WHAT YOU SHOULD DO:
Please output the lines from the one with "Serialize everything readable" through the end of the data exactly as written, omitting all pictures.

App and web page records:
--- START ---

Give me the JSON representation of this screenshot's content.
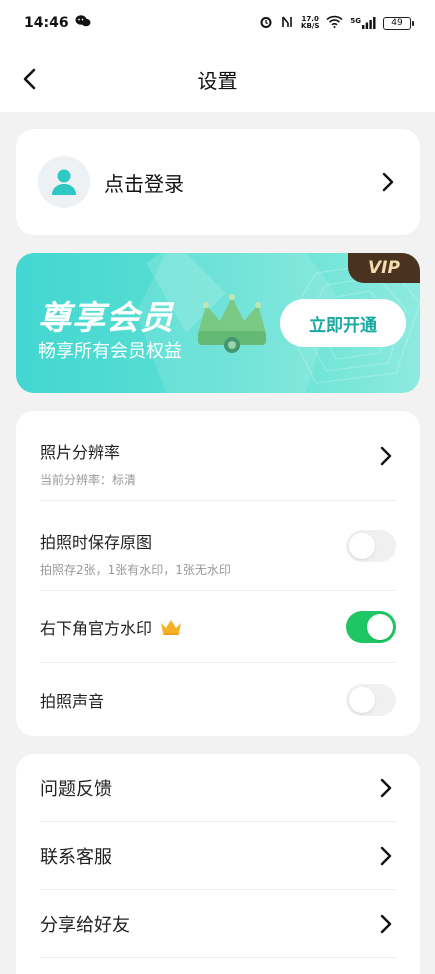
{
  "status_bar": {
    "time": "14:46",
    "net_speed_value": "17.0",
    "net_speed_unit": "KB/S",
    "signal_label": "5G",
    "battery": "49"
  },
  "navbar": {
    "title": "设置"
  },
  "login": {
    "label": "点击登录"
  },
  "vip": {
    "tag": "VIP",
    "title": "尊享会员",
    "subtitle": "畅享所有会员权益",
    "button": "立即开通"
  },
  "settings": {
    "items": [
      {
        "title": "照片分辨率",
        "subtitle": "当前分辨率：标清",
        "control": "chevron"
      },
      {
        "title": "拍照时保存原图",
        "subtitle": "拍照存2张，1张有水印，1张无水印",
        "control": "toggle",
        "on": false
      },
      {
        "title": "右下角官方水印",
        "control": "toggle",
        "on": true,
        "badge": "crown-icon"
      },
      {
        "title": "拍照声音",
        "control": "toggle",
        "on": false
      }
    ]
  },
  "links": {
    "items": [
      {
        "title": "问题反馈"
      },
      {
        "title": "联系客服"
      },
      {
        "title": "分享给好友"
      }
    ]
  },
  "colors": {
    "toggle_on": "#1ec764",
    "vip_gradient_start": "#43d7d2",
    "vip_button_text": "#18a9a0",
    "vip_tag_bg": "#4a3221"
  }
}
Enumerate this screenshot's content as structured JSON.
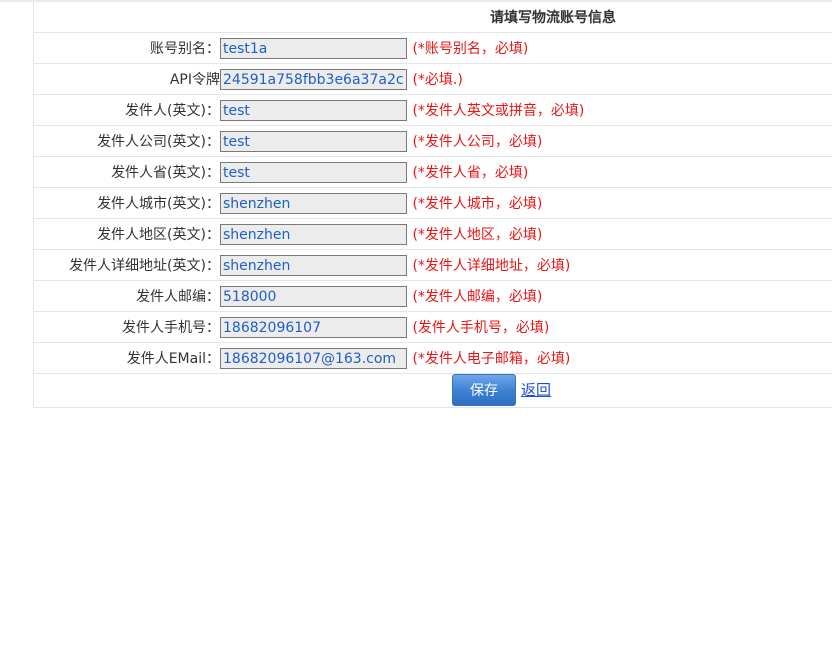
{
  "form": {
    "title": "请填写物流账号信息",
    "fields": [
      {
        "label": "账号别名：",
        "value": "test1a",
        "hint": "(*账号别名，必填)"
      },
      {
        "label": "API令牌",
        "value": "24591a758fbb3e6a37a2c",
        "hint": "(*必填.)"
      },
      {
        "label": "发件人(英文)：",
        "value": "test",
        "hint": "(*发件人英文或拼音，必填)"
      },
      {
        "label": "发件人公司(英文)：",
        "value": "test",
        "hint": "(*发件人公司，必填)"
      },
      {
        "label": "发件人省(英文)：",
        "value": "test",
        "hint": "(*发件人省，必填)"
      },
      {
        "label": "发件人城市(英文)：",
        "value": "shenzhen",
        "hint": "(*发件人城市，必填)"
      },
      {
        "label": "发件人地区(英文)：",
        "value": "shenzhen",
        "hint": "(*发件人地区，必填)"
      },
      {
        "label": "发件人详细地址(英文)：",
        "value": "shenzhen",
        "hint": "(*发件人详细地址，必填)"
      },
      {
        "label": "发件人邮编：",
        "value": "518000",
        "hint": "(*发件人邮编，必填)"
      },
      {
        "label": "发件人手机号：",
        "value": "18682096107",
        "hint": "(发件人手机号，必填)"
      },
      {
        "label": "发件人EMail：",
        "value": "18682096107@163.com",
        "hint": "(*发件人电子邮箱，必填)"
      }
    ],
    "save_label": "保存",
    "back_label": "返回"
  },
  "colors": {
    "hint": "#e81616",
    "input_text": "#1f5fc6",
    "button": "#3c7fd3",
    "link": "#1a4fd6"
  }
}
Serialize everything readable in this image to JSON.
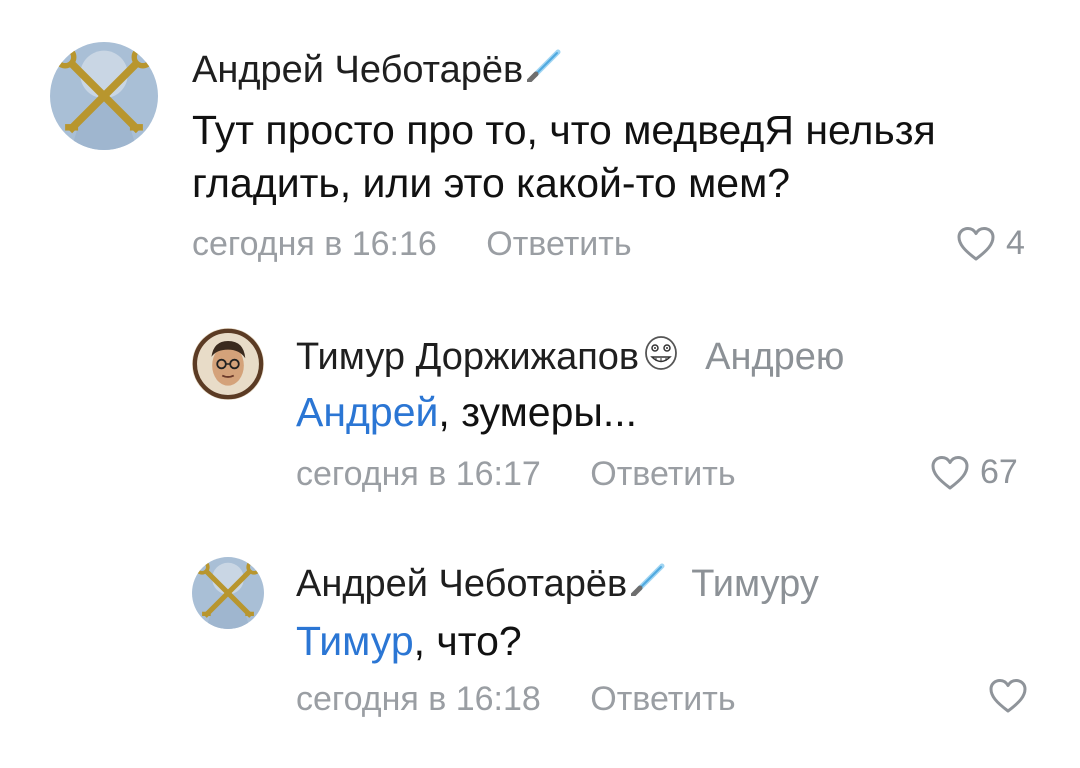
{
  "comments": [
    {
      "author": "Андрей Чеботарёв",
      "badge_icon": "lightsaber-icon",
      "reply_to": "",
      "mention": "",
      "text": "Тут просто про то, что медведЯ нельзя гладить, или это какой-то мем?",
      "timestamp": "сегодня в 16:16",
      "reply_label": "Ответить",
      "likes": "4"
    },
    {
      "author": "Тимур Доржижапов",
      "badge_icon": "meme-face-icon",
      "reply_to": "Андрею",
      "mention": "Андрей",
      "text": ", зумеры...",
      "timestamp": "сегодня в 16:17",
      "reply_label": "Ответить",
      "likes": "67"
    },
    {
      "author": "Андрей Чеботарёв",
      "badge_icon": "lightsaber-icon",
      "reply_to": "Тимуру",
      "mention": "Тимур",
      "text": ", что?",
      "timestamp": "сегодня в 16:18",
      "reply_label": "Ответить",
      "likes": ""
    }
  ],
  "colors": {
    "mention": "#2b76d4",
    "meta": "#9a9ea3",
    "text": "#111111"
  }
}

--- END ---

REPLY:
Serialize everything readable in this image to JSON.
{
  "comments": [
    {
      "author": "Андрей Чеботарёв",
      "badge_icon": "lightsaber-icon",
      "reply_to": "",
      "mention": "",
      "text": "Тут просто про то, что медведЯ нельзя гладить, или это какой-то мем?",
      "timestamp": "сегодня в 16:16",
      "reply_label": "Ответить",
      "likes": "4"
    },
    {
      "author": "Тимур Доржижапов",
      "badge_icon": "meme-face-icon",
      "reply_to": "Андрею",
      "mention": "Андрей",
      "text": ", зумеры...",
      "timestamp": "сегодня в 16:17",
      "reply_label": "Ответить",
      "likes": "67"
    },
    {
      "author": "Андрей Чеботарёв",
      "badge_icon": "lightsaber-icon",
      "reply_to": "Тимуру",
      "mention": "Тимур",
      "text": ", что?",
      "timestamp": "сегодня в 16:18",
      "reply_label": "Ответить",
      "likes": ""
    }
  ],
  "colors": {
    "mention": "#2b76d4",
    "meta": "#9a9ea3",
    "text": "#111111"
  }
}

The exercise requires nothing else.